And that’s the feeling that’s going to stick with me, I know. Even after Olga holds Chelsea’s head so we can kiss softly, deeply for twenty minutes. Even after Olga and Sylvie position us, and let us know that we’re technically having sex (Chelsea's first time since her accident! My first time since ever!).  Even after I watch Olga dress Chelsea, manipulating Chelsea’s full breasts into her bra. Something I know I’ll never be able to do, but wish to god I could. Even after we share the most romantic meal of either of our lives, over McDonald’s down the street from the hotel, Olga feeding us both while Sylvie packs up our luggage.

Even after I’m home. And still missing the person I now think of as my real Home.

We both know we won’t have a normal relationship. We won’t marry and have babies. Or ever even live closer than a several-hour drive—we both require too much care to ever be away from family. But hey, as I'm teaching Chelsea, that’s life as a high-level quad.

And anyway, we'll always have Chicago.


  1. That was beautiful. Superbly written. Missed you around here. I'd love it if you would write more for us.

  2. I second what Pepper said. Beautiful.

  3. That was beautiful and very, very sad...

  4. Another wonderful story! Your writing is always excellent. And since I live just outside Ann Arbor I felt an extra connection to it ☺thank you for sharing!

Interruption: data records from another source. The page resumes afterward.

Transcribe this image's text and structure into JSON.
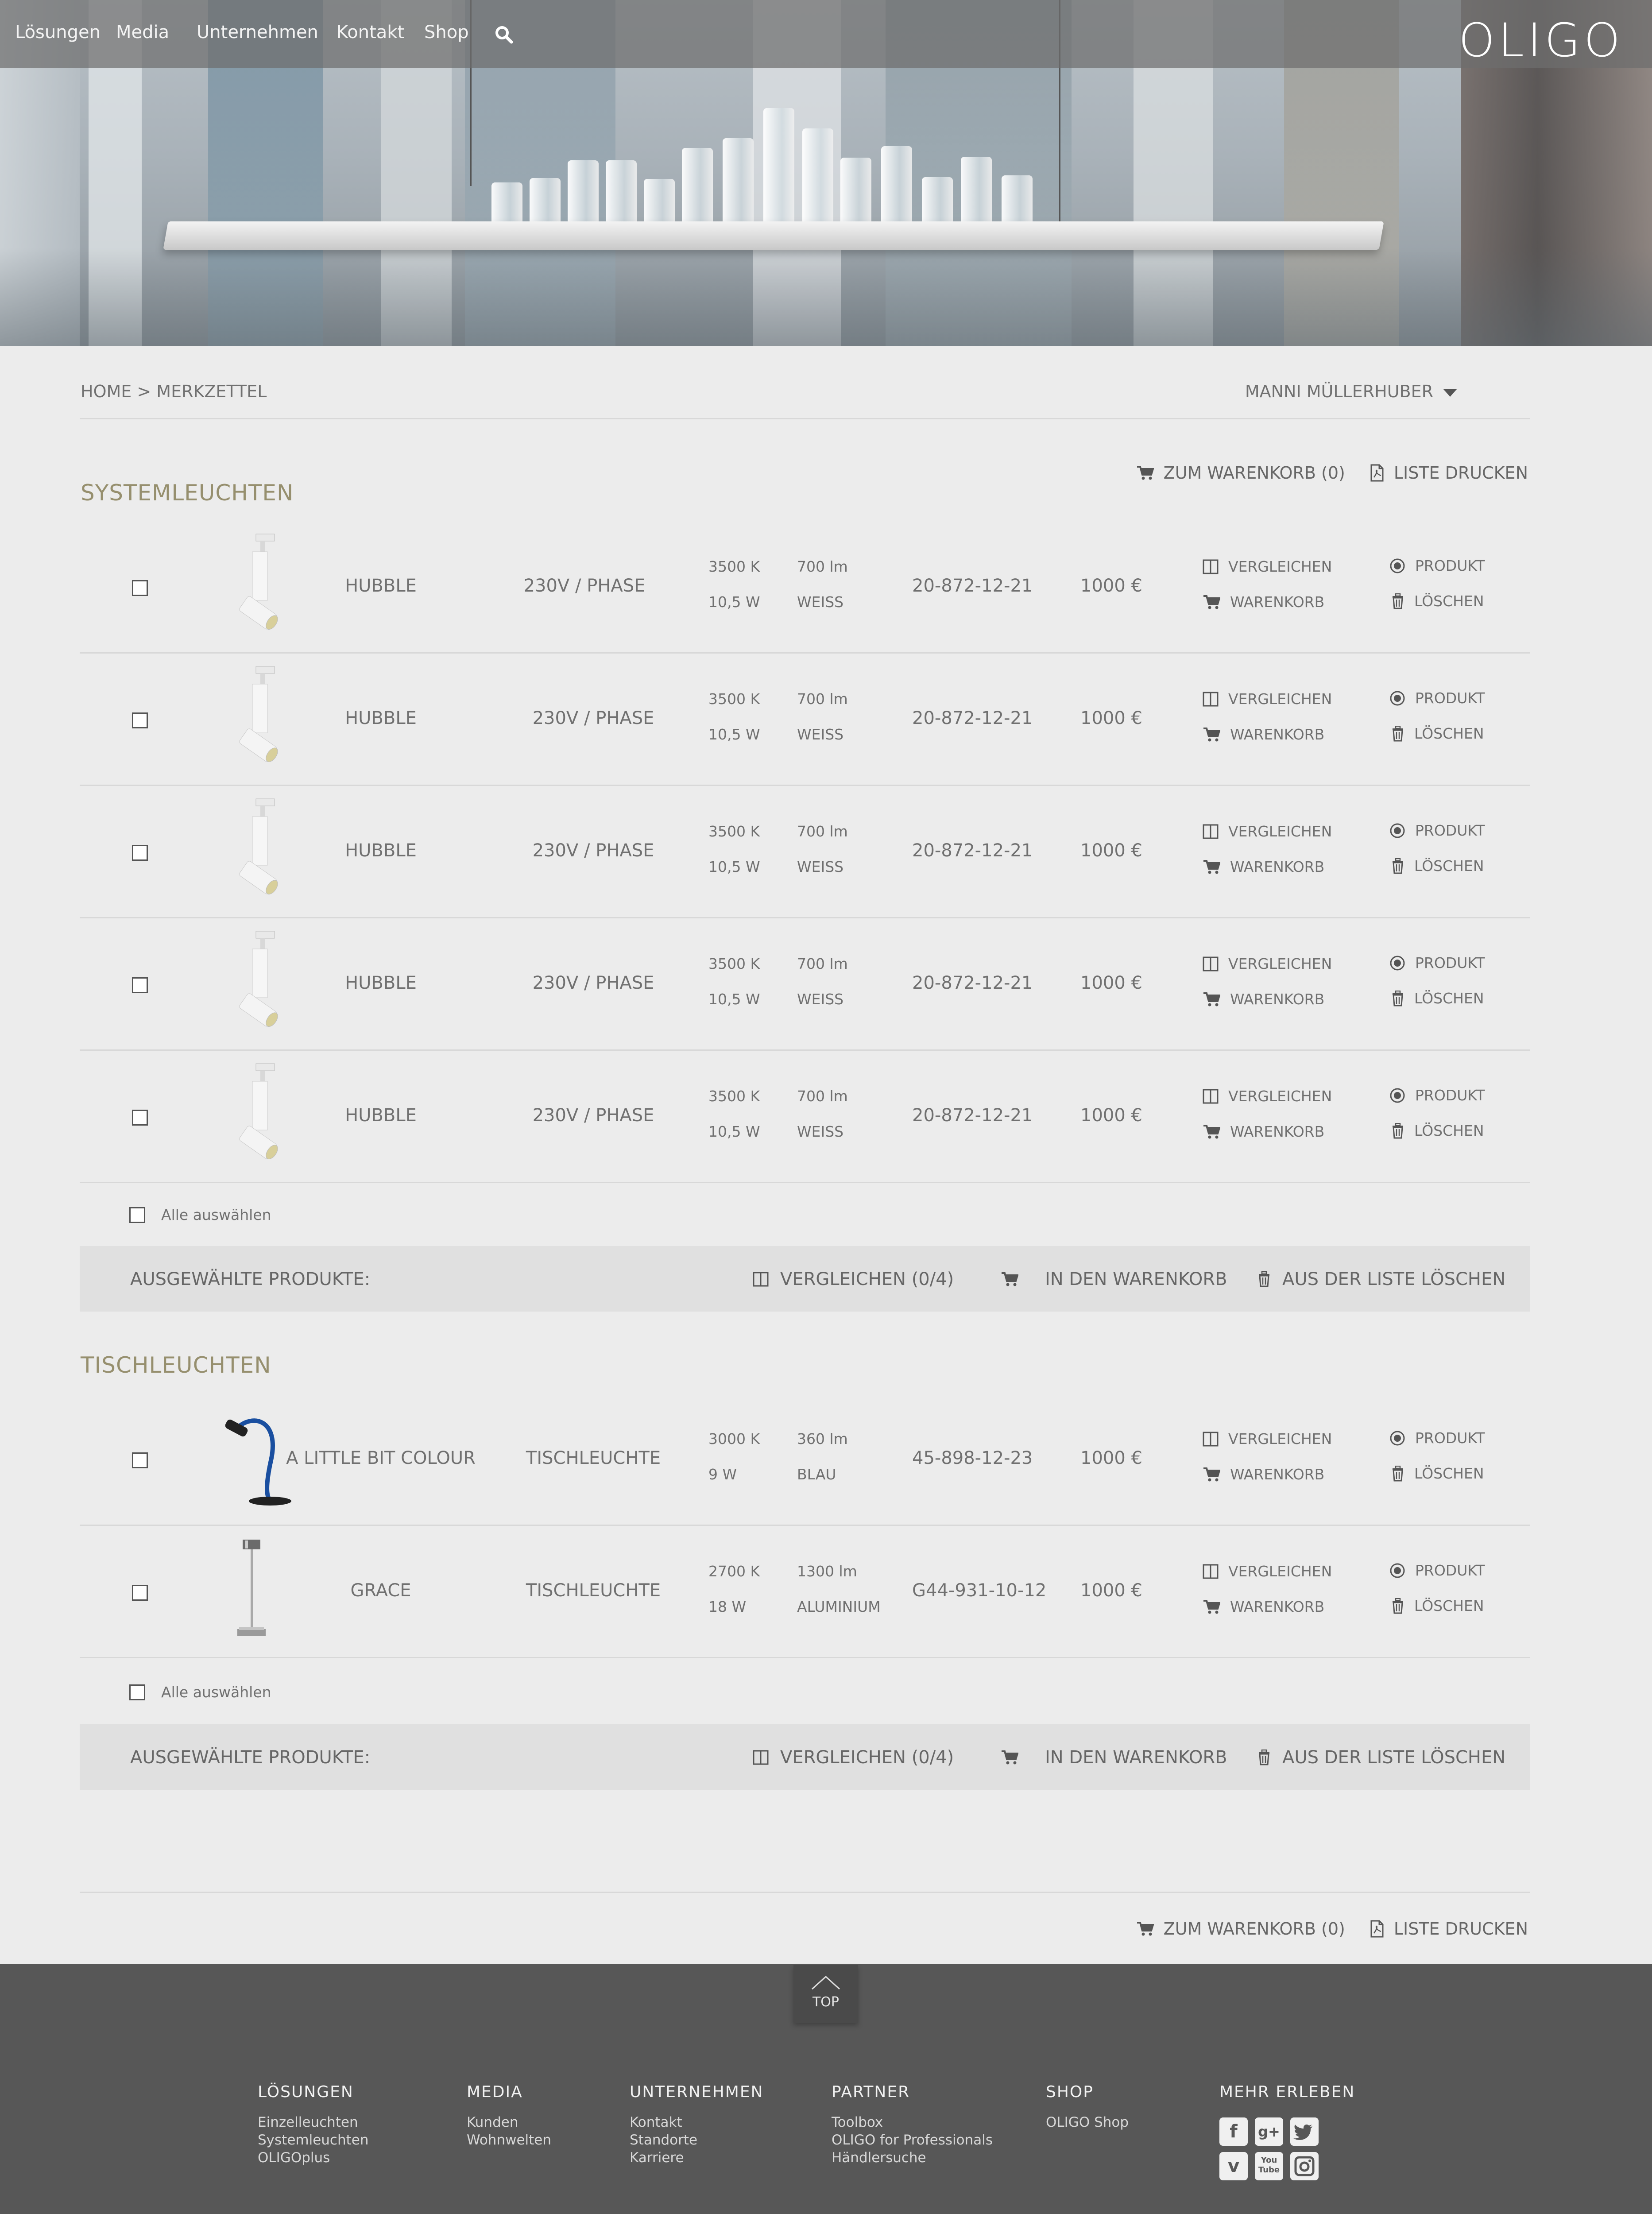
{
  "header": {
    "nav": [
      "Lösungen",
      "Media",
      "Unternehmen",
      "Kontakt",
      "Shop"
    ],
    "logo": "OLIGO"
  },
  "breadcrumb": "HOME > MERKZETTEL",
  "user": "MANNI MÜLLERHUBER",
  "toolbar": {
    "cart": "ZUM WARENKORB (0)",
    "print": "LISTE DRUCKEN"
  },
  "sections": [
    {
      "title": "SYSTEMLEUCHTEN",
      "rows": [
        {
          "name": "HUBBLE",
          "type": "230V / PHASE",
          "k": "3500 K",
          "w": "10,5 W",
          "lm": "700 lm",
          "color": "WEISS",
          "article": "20-872-12-21",
          "price": "1000 €"
        },
        {
          "name": "HUBBLE",
          "type": "230V / PHASE",
          "k": "3500 K",
          "w": "10,5 W",
          "lm": "700 lm",
          "color": "WEISS",
          "article": "20-872-12-21",
          "price": "1000 €"
        },
        {
          "name": "HUBBLE",
          "type": "230V / PHASE",
          "k": "3500 K",
          "w": "10,5 W",
          "lm": "700 lm",
          "color": "WEISS",
          "article": "20-872-12-21",
          "price": "1000 €"
        },
        {
          "name": "HUBBLE",
          "type": "230V / PHASE",
          "k": "3500 K",
          "w": "10,5 W",
          "lm": "700 lm",
          "color": "WEISS",
          "article": "20-872-12-21",
          "price": "1000 €"
        },
        {
          "name": "HUBBLE",
          "type": "230V / PHASE",
          "k": "3500 K",
          "w": "10,5 W",
          "lm": "700 lm",
          "color": "WEISS",
          "article": "20-872-12-21",
          "price": "1000 €"
        }
      ]
    },
    {
      "title": "TISCHLEUCHTEN",
      "rows": [
        {
          "name": "A LITTLE BIT COLOUR",
          "type": "TISCHLEUCHTE",
          "k": "3000 K",
          "w": "9 W",
          "lm": "360 lm",
          "color": "BLAU",
          "article": "45-898-12-23",
          "price": "1000 €"
        },
        {
          "name": "GRACE",
          "type": "TISCHLEUCHTE",
          "k": "2700 K",
          "w": "18 W",
          "lm": "1300 lm",
          "color": "ALUMINIUM",
          "article": "G44-931-10-12",
          "price": "1000 €"
        }
      ]
    }
  ],
  "row_actions": {
    "compare": "VERGLEICHEN",
    "cart": "WARENKORB",
    "product": "PRODUKT",
    "delete": "LÖSCHEN"
  },
  "select_all": "Alle auswählen",
  "bulk": {
    "label": "AUSGEWÄHLTE PRODUKTE:",
    "compare": "VERGLEICHEN (0/4)",
    "cart": "IN DEN WARENKORB",
    "delete": "AUS DER LISTE LÖSCHEN"
  },
  "footer": {
    "top": "TOP",
    "columns": [
      {
        "title": "LÖSUNGEN",
        "links": [
          "Einzelleuchten",
          "Systemleuchten",
          "OLIGOplus"
        ]
      },
      {
        "title": "MEDIA",
        "links": [
          "Kunden",
          "Wohnwelten"
        ]
      },
      {
        "title": "UNTERNEHMEN",
        "links": [
          "Kontakt",
          "Standorte",
          "Karriere"
        ]
      },
      {
        "title": "PARTNER",
        "links": [
          "Toolbox",
          "OLIGO for Professionals",
          "Händlersuche"
        ]
      },
      {
        "title": "SHOP",
        "links": [
          "OLIGO Shop"
        ]
      },
      {
        "title": "MEHR ERLEBEN",
        "links": []
      }
    ],
    "social": [
      "facebook-icon",
      "google-plus-icon",
      "twitter-icon",
      "vimeo-icon",
      "youtube-icon",
      "instagram-icon"
    ],
    "youtube_label": "You Tube"
  },
  "colors": {
    "accent": "#968f6e",
    "footer": "#575757",
    "bulk_bg": "#e0e0e0"
  }
}
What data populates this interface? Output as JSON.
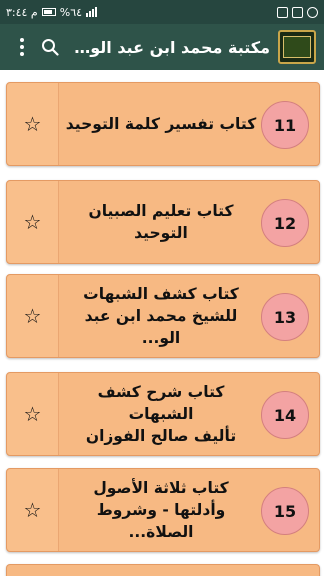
{
  "status_bar": {
    "time": "م ٣:٤٤",
    "battery": "%٦٤"
  },
  "app_bar": {
    "title": "مكتبة محمد ابن عبد الوه..."
  },
  "books": [
    {
      "number": "11",
      "title": "كتاب تفسير كلمة التوحيد"
    },
    {
      "number": "12",
      "title": "كتاب تعليم الصبيان\nالتوحيد"
    },
    {
      "number": "13",
      "title": "كتاب كشف الشبهات\nللشيخ محمد ابن عبد الو..."
    },
    {
      "number": "14",
      "title": "كتاب شرح كشف الشبهات\nتأليف صالح الفوزان"
    },
    {
      "number": "15",
      "title": "كتاب ثلاثة الأصول\nوأدلتها - وشروط الصلاة..."
    }
  ]
}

  5. You write so well!! Would LOVE to read more. Thanks for this one!

  6. Really nice. A little sad. Well written. Always enjoy everything you write. Thanks

  7. Thanks! I really, really enjoyed this.

  8. I loved this story when I read it. I thought back to it when I saw this video:
    They have SMA, but are similarly dependent as the couple in this story.